(Items from an interface collection)
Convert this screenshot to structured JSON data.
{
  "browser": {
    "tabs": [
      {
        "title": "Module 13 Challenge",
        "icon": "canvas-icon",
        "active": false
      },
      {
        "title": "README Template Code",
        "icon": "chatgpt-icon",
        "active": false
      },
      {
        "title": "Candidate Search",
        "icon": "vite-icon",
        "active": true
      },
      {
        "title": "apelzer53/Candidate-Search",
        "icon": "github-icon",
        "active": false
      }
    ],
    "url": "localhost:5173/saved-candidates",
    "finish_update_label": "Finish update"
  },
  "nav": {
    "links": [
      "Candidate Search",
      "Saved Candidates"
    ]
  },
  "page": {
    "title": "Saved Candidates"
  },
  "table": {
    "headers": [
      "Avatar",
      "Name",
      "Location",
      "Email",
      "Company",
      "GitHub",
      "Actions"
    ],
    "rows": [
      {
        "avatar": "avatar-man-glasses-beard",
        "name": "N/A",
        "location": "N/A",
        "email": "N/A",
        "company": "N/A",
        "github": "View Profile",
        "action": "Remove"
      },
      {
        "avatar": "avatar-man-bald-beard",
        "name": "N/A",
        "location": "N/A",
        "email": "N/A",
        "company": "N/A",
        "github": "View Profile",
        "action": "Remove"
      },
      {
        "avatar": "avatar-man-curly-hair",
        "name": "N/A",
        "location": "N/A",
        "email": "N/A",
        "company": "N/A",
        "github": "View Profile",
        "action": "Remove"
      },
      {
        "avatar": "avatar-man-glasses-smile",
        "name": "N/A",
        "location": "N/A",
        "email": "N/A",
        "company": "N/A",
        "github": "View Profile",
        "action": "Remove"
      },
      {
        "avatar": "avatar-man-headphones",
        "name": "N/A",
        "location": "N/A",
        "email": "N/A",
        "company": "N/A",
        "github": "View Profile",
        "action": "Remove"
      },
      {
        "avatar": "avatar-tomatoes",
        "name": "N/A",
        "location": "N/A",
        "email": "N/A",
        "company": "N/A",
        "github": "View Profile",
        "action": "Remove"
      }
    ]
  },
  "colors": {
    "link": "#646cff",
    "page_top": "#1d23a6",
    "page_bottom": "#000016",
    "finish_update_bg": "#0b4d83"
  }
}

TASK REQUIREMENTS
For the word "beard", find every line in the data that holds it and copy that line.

THE ANSWER
        "avatar": "avatar-man-glasses-beard",
        "avatar": "avatar-man-bald-beard",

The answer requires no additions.